**Supplied material:**
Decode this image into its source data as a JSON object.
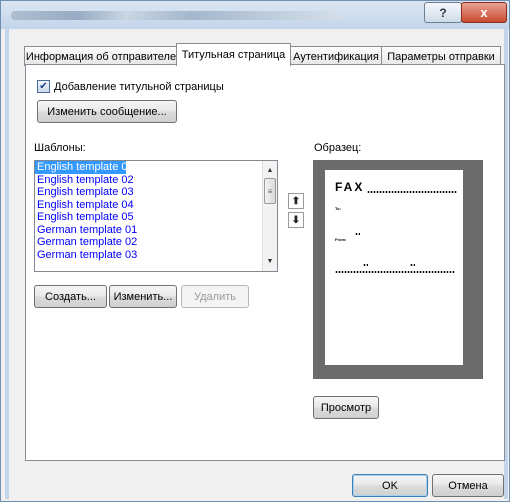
{
  "window": {
    "help_label": "?",
    "close_label": "x"
  },
  "tabs": [
    {
      "label": "Информация об отправителе",
      "active": false
    },
    {
      "label": "Титульная страница",
      "active": true
    },
    {
      "label": "Аутентификация",
      "active": false
    },
    {
      "label": "Параметры отправки",
      "active": false
    }
  ],
  "cover": {
    "checkbox_label": "Добавление титульной страницы",
    "checkbox_checked": true,
    "checkbox_mark": "✔",
    "edit_message_button": "Изменить сообщение..."
  },
  "templates": {
    "label": "Шаблоны:",
    "items": [
      "English template 01",
      "English template 02",
      "English template 03",
      "English template 04",
      "English template 05",
      "German template 01",
      "German template 02",
      "German template 03"
    ],
    "selected_index": 0,
    "create_button": "Создать...",
    "edit_button": "Изменить...",
    "delete_button": "Удалить"
  },
  "preview": {
    "label": "Образец:",
    "fax_title": "FAX",
    "to_label": "To:",
    "from_label": "From:",
    "preview_button": "Просмотр"
  },
  "footer": {
    "ok_button": "OK",
    "cancel_button": "Отмена"
  },
  "icons": {
    "move_up": "up-arrow-icon",
    "move_down": "down-arrow-icon",
    "scroll_up": "scroll-up-icon",
    "scroll_down": "scroll-down-icon",
    "help": "question-icon",
    "close": "close-icon"
  },
  "colors": {
    "selection": "#3399ff",
    "list_text": "#0000ff",
    "preview_bg": "#6b6b6b"
  }
}
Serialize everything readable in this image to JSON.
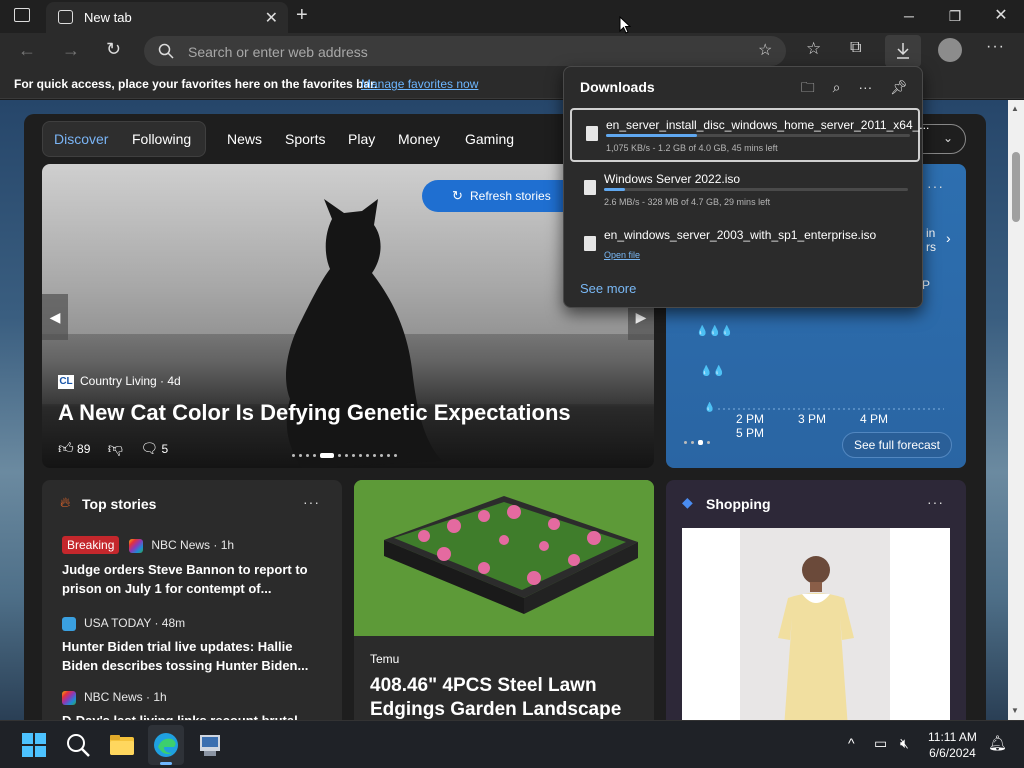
{
  "browser": {
    "tab_title": "New tab",
    "address_placeholder": "Search or enter web address"
  },
  "favorites_bar": {
    "message": "For quick access, place your favorites here on the favorites bar.",
    "link": "Manage favorites now"
  },
  "feed_nav": {
    "items": [
      "Discover",
      "Following",
      "News",
      "Sports",
      "Play",
      "Money",
      "Gaming"
    ]
  },
  "hero": {
    "refresh_label": "Refresh stories",
    "source": "Country Living · 4d",
    "source_logo": "CL",
    "headline": "A New Cat Color Is Defying Genetic Expectations",
    "likes": "89",
    "comments": "5"
  },
  "weather": {
    "partial_text_1": "in",
    "partial_text_2": "rs",
    "partial_text_3": "P",
    "times": [
      "2 PM",
      "3 PM",
      "4 PM",
      "5 PM"
    ],
    "forecast_label": "See full forecast"
  },
  "top_stories": {
    "title": "Top stories",
    "stories": [
      {
        "badge": "Breaking",
        "source": "NBC News · 1h",
        "text": "Judge orders Steve Bannon to report to prison on July 1 for contempt of..."
      },
      {
        "source": "USA TODAY · 48m",
        "text": "Hunter Biden trial live updates: Hallie Biden describes tossing Hunter Biden..."
      },
      {
        "source": "NBC News · 1h",
        "text": "D-Day's last living links recount brutal"
      }
    ]
  },
  "promo": {
    "source": "Temu",
    "headline": "408.46\" 4PCS Steel Lawn Edgings Garden Landscape"
  },
  "shopping": {
    "title": "Shopping"
  },
  "downloads": {
    "title": "Downloads",
    "items": [
      {
        "name": "en_server_install_disc_windows_home_server_2011_x64_...",
        "status": "1,075 KB/s - 1.2 GB of 4.0 GB, 45 mins left",
        "progress": 0.3
      },
      {
        "name": "Windows Server 2022.iso",
        "status": "2.6 MB/s - 328 MB of 4.7 GB, 29 mins left",
        "progress": 0.07
      },
      {
        "name": "en_windows_server_2003_with_sp1_enterprise.iso",
        "action": "Open file"
      }
    ],
    "see_more": "See more"
  },
  "taskbar": {
    "time": "11:11 AM",
    "date": "6/6/2024"
  }
}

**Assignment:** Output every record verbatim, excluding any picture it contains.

**Written response:**
Decode this image into its source data as a JSON object.
{
  "window": {
    "help_label": "?",
    "close_label": "x"
  },
  "tabs": [
    {
      "label": "Информация об отправителе",
      "active": false
    },
    {
      "label": "Титульная страница",
      "active": true
    },
    {
      "label": "Аутентификация",
      "active": false
    },
    {
      "label": "Параметры отправки",
      "active": false
    }
  ],
  "cover": {
    "checkbox_label": "Добавление титульной страницы",
    "checkbox_checked": true,
    "checkbox_mark": "✔",
    "edit_message_button": "Изменить сообщение..."
  },
  "templates": {
    "label": "Шаблоны:",
    "items": [
      "English template 01",
      "English template 02",
      "English template 03",
      "English template 04",
      "English template 05",
      "German template 01",
      "German template 02",
      "German template 03"
    ],
    "selected_index": 0,
    "create_button": "Создать...",
    "edit_button": "Изменить...",
    "delete_button": "Удалить"
  },
  "preview": {
    "label": "Образец:",
    "fax_title": "FAX",
    "to_label": "To:",
    "from_label": "From:",
    "preview_button": "Просмотр"
  },
  "footer": {
    "ok_button": "OK",
    "cancel_button": "Отмена"
  },
  "icons": {
    "move_up": "up-arrow-icon",
    "move_down": "down-arrow-icon",
    "scroll_up": "scroll-up-icon",
    "scroll_down": "scroll-down-icon",
    "help": "question-icon",
    "close": "close-icon"
  },
  "colors": {
    "selection": "#3399ff",
    "list_text": "#0000ff",
    "preview_bg": "#6b6b6b"
  }
}
Serialize everything readable in this image to JSON.
{
  "browser": {
    "tab_title": "New tab",
    "address_placeholder": "Search or enter web address"
  },
  "favorites_bar": {
    "message": "For quick access, place your favorites here on the favorites bar.",
    "link": "Manage favorites now"
  },
  "feed_nav": {
    "items": [
      "Discover",
      "Following",
      "News",
      "Sports",
      "Play",
      "Money",
      "Gaming"
    ]
  },
  "hero": {
    "refresh_label": "Refresh stories",
    "source": "Country Living · 4d",
    "source_logo": "CL",
    "headline": "A New Cat Color Is Defying Genetic Expectations",
    "likes": "89",
    "comments": "5"
  },
  "weather": {
    "partial_text_1": "in",
    "partial_text_2": "rs",
    "partial_text_3": "P",
    "times": [
      "2 PM",
      "3 PM",
      "4 PM",
      "5 PM"
    ],
    "forecast_label": "See full forecast"
  },
  "top_stories": {
    "title": "Top stories",
    "stories": [
      {
        "badge": "Breaking",
        "source": "NBC News · 1h",
        "text": "Judge orders Steve Bannon to report to prison on July 1 for contempt of..."
      },
      {
        "source": "USA TODAY · 48m",
        "text": "Hunter Biden trial live updates: Hallie Biden describes tossing Hunter Biden..."
      },
      {
        "source": "NBC News · 1h",
        "text": "D-Day's last living links recount brutal"
      }
    ]
  },
  "promo": {
    "source": "Temu",
    "headline": "408.46\" 4PCS Steel Lawn Edgings Garden Landscape"
  },
  "shopping": {
    "title": "Shopping"
  },
  "downloads": {
    "title": "Downloads",
    "items": [
      {
        "name": "en_server_install_disc_windows_home_server_2011_x64_...",
        "status": "1,075 KB/s - 1.2 GB of 4.0 GB, 45 mins left",
        "progress": 0.3
      },
      {
        "name": "Windows Server 2022.iso",
        "status": "2.6 MB/s - 328 MB of 4.7 GB, 29 mins left",
        "progress": 0.07
      },
      {
        "name": "en_windows_server_2003_with_sp1_enterprise.iso",
        "action": "Open file"
      }
    ],
    "see_more": "See more"
  },
  "taskbar": {
    "time": "11:11 AM",
    "date": "6/6/2024"
  }
}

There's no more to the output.